Task statement. In the listing below, how many lines hold the string "wechat"? Reply with the number and nothing else.
§
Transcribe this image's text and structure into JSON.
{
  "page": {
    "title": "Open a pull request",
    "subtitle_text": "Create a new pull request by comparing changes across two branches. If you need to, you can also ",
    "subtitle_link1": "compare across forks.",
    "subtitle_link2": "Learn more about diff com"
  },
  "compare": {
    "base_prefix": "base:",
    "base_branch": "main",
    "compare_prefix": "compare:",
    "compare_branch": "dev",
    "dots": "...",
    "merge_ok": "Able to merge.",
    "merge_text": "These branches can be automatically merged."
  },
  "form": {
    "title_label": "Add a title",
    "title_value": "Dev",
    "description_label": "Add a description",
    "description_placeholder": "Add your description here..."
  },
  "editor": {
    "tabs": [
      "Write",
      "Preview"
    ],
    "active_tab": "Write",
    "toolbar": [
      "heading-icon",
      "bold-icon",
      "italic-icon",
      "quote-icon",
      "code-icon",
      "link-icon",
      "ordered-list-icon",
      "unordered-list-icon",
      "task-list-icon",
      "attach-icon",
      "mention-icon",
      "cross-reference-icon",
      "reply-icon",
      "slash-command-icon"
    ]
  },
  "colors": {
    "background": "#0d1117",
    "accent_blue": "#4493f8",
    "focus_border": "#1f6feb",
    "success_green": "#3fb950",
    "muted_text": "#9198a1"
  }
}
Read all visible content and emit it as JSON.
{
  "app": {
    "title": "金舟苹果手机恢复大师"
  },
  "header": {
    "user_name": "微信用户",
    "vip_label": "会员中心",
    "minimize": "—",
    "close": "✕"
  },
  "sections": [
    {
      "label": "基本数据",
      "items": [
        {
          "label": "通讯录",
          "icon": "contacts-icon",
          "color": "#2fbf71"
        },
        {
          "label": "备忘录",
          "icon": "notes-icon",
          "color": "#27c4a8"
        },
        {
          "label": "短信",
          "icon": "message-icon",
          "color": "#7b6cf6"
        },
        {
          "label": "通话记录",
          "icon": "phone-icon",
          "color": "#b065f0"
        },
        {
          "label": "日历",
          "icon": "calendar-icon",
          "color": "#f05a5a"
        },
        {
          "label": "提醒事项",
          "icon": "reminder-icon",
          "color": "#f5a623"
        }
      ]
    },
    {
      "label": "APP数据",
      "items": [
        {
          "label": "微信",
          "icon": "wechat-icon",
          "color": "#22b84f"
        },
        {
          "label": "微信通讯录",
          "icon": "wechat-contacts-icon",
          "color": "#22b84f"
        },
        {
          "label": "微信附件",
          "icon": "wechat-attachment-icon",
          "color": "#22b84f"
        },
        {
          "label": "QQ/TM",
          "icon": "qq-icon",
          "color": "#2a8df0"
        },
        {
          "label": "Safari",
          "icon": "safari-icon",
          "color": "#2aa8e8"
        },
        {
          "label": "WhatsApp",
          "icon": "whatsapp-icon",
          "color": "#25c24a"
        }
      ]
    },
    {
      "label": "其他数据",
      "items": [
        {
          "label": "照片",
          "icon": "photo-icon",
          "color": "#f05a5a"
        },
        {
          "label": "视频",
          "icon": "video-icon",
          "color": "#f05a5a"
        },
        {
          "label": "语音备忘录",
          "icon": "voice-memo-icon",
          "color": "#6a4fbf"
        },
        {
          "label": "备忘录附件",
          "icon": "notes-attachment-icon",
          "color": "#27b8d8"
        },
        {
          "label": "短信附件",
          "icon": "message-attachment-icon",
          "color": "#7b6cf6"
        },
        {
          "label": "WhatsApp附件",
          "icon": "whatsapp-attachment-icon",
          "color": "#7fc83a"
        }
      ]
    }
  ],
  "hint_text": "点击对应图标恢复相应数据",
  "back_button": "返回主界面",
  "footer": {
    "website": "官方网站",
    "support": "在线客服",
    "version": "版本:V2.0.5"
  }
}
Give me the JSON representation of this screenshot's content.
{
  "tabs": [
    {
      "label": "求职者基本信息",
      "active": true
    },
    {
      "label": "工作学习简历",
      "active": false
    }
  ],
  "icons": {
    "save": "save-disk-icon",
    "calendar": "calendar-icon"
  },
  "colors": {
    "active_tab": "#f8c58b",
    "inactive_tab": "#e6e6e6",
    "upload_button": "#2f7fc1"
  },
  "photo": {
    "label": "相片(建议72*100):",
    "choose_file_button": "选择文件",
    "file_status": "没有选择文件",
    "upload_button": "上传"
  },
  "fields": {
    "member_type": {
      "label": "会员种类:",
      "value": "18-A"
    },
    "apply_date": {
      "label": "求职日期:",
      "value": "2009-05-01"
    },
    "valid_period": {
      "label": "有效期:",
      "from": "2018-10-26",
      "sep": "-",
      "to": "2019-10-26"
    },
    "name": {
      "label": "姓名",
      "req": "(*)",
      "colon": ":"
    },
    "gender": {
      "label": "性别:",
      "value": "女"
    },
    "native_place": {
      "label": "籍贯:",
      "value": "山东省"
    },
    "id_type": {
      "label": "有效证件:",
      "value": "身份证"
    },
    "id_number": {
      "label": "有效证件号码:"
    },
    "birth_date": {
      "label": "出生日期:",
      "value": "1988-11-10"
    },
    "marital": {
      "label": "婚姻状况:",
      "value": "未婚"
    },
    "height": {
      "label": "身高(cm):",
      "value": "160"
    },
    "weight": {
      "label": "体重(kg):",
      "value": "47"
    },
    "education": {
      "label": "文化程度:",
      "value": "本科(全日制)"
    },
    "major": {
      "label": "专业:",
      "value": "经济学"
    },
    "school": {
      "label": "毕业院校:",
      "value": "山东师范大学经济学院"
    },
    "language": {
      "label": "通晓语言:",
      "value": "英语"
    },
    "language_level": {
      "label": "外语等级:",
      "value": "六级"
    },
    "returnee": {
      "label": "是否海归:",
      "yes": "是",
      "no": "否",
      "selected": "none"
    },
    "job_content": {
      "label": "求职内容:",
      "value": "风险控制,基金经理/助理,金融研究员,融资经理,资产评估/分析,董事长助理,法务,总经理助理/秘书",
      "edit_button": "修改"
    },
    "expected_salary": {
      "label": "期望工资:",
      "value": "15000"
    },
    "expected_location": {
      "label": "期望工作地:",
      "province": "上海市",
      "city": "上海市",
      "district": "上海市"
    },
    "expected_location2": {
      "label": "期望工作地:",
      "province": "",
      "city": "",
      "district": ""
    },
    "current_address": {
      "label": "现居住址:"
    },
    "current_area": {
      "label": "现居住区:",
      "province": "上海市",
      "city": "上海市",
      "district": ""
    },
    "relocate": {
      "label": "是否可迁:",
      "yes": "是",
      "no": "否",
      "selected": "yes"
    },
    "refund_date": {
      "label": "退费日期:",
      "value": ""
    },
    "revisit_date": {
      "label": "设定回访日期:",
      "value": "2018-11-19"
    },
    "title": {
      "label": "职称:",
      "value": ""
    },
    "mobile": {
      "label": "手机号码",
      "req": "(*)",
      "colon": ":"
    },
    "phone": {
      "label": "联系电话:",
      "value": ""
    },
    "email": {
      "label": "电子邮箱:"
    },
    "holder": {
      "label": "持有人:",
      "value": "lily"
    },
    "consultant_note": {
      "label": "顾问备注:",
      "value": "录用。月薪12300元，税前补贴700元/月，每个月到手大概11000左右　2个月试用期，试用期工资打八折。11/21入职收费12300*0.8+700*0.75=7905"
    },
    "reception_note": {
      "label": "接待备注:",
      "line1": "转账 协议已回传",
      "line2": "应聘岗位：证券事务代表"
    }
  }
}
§
Finished task. 3